One selling point is that revocable living trusts can help keep a Floridian’s estate out of probate. Speaking generally, probate is the process of transferring a deceased person’s property. The courts oversee the process to some extent.
If a Tampa resident decides to create a revocable trust, Step One is to make sure that a revocable living trust is indeed a good option under their unique set of circumstances. If so, the person must make sure the trust is drafted correctly. Often, people will rely on an experienced estate planning attorney to prepare the necessary documents.
Once a person has a trust set up, they must not forget Step Two. They must remember to fund their trust by making the trust the legal owner or beneficiary of their property.
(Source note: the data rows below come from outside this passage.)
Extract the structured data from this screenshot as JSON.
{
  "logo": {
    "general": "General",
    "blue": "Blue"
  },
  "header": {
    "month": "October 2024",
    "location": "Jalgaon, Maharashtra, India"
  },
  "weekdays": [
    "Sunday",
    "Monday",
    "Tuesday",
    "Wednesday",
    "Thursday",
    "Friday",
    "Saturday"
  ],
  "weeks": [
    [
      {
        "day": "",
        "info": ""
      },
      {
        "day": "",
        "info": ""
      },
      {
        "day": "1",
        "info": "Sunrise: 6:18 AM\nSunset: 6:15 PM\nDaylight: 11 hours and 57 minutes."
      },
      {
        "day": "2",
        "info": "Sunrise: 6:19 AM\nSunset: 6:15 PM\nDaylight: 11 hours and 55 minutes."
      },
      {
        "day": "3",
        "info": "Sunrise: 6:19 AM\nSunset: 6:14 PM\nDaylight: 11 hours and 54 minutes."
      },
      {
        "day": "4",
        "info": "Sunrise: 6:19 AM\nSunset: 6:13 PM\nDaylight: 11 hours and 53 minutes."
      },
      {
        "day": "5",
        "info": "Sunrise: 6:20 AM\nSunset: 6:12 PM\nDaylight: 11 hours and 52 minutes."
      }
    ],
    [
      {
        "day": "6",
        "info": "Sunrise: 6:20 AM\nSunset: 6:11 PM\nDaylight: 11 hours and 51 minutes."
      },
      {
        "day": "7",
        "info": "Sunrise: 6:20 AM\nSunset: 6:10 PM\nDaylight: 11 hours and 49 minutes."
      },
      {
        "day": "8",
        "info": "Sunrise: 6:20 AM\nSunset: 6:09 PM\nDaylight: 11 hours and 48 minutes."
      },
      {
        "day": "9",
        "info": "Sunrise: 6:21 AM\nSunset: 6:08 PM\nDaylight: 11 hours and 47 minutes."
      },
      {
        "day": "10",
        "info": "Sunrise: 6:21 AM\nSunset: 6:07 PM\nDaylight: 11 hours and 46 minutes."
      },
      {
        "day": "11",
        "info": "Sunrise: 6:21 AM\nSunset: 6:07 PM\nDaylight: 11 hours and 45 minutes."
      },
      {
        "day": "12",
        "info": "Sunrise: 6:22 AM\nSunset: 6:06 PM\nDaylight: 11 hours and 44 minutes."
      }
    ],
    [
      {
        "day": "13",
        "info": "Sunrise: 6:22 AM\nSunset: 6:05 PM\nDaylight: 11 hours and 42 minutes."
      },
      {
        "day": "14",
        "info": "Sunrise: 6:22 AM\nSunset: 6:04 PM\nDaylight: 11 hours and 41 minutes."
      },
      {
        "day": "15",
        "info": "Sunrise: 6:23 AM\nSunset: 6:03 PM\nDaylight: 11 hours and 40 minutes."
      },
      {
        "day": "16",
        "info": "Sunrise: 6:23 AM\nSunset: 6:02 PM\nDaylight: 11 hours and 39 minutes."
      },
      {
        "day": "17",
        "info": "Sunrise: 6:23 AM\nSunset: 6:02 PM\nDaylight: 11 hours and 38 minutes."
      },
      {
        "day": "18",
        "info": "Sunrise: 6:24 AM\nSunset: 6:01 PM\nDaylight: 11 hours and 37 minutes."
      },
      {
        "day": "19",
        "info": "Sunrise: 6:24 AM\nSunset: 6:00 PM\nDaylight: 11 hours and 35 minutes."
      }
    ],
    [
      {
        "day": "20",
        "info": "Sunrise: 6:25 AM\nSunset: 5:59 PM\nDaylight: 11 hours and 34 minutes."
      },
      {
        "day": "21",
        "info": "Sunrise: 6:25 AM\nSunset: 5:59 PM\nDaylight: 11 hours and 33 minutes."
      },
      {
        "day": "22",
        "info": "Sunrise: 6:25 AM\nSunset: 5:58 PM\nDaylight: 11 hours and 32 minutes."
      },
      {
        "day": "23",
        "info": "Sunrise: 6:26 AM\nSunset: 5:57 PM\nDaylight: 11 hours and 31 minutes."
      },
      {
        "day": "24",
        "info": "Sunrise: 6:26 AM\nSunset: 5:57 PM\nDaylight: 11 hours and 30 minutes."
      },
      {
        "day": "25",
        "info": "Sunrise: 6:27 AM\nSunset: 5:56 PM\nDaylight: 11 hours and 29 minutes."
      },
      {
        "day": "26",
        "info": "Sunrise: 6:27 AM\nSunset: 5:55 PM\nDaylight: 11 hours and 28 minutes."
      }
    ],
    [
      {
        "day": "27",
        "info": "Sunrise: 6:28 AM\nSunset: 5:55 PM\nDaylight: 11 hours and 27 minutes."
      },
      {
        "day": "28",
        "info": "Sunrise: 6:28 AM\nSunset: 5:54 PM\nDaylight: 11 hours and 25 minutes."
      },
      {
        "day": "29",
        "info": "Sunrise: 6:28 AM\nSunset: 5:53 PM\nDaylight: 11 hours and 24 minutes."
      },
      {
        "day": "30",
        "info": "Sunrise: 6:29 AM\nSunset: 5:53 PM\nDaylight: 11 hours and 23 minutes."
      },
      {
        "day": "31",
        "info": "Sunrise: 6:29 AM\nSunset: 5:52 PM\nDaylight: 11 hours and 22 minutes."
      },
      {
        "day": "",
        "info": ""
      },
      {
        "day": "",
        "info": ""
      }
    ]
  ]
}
If a person skips this critical step or goes about it haphazardly, the revocable trust may not meet its intended goal. In the worst case, the trust and the failure to fund it correctly can create a worse legal mess than had there been no trust or will in the first place.
Funding a revocable trust is not always an easy process
Putting one’s property into the name of their new revocable living trust is not always an easy process. Doing so is rarely just a matter of declaring that the property belongs to the trust.
Depending on the type of property, a person will have to take the right legal steps to transfer their assets into their revocable living trust.
To give just one example, a Floridian will need to transfer any real estate to a trust via a deed to the property.
Transferring real estate that a person uses as their residence, or homestead, can be tricky. Not drafting the deed correctly could mean the loss of important tax and other benefits.
People should fund their trusts with all their significant assets, or at least those they want in the trust, at an early opportunity. They also may consider drafting a pour-over will to make sure that any property they happen to overlook will go to the trust.